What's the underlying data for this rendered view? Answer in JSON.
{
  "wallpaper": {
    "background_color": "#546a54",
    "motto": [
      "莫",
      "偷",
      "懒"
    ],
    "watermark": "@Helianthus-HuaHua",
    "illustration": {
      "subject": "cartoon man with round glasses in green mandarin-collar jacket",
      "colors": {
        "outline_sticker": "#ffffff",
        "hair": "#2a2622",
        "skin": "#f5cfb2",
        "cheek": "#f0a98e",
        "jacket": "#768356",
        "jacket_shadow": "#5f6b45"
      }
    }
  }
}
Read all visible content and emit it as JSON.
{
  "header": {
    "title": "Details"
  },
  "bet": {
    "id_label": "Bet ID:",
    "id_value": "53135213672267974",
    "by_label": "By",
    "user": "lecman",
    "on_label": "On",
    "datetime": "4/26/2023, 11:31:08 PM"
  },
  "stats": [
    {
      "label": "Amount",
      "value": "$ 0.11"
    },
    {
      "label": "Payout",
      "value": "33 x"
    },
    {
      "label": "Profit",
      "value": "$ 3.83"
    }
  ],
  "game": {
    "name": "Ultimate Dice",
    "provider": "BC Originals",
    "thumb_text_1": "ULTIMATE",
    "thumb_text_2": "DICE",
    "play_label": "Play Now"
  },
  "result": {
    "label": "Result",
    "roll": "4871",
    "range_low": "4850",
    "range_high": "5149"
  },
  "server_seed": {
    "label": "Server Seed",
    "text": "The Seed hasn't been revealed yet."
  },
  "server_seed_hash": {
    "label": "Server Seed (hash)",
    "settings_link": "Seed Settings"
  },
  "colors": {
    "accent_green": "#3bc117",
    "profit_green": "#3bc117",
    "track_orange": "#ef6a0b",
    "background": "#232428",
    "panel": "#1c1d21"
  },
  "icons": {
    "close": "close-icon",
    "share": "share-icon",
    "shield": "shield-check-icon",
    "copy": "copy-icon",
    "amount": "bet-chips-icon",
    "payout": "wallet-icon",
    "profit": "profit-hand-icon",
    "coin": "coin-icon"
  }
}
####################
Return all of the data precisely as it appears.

What's the underlying data for this rendered view? Answer in JSON.
{
  "wallpaper": {
    "background_color": "#546a54",
    "motto": [
      "莫",
      "偷",
      "懒"
    ],
    "watermark": "@Helianthus-HuaHua",
    "illustration": {
      "subject": "cartoon man with round glasses in green mandarin-collar jacket",
      "colors": {
        "outline_sticker": "#ffffff",
        "hair": "#2a2622",
        "skin": "#f5cfb2",
        "cheek": "#f0a98e",
        "jacket": "#768356",
        "jacket_shadow": "#5f6b45"
      }
    }
  }
}
Read all visible content and emit it as JSON.
{
  "header": {
    "title": "Details"
  },
  "bet": {
    "id_label": "Bet ID:",
    "id_value": "53135213672267974",
    "by_label": "By",
    "user": "lecman",
    "on_label": "On",
    "datetime": "4/26/2023, 11:31:08 PM"
  },
  "stats": [
    {
      "label": "Amount",
      "value": "$ 0.11"
    },
    {
      "label": "Payout",
      "value": "33 x"
    },
    {
      "label": "Profit",
      "value": "$ 3.83"
    }
  ],
  "game": {
    "name": "Ultimate Dice",
    "provider": "BC Originals",
    "thumb_text_1": "ULTIMATE",
    "thumb_text_2": "DICE",
    "play_label": "Play Now"
  },
  "result": {
    "label": "Result",
    "roll": "4871",
    "range_low": "4850",
    "range_high": "5149"
  },
  "server_seed": {
    "label": "Server Seed",
    "text": "The Seed hasn't been revealed yet."
  },
  "server_seed_hash": {
    "label": "Server Seed (hash)",
    "settings_link": "Seed Settings"
  },
  "colors": {
    "accent_green": "#3bc117",
    "profit_green": "#3bc117",
    "track_orange": "#ef6a0b",
    "background": "#232428",
    "panel": "#1c1d21"
  },
  "icons": {
    "close": "close-icon",
    "share": "share-icon",
    "shield": "shield-check-icon",
    "copy": "copy-icon",
    "amount": "bet-chips-icon",
    "payout": "wallet-icon",
    "profit": "profit-hand-icon",
    "coin": "coin-icon"
  }
}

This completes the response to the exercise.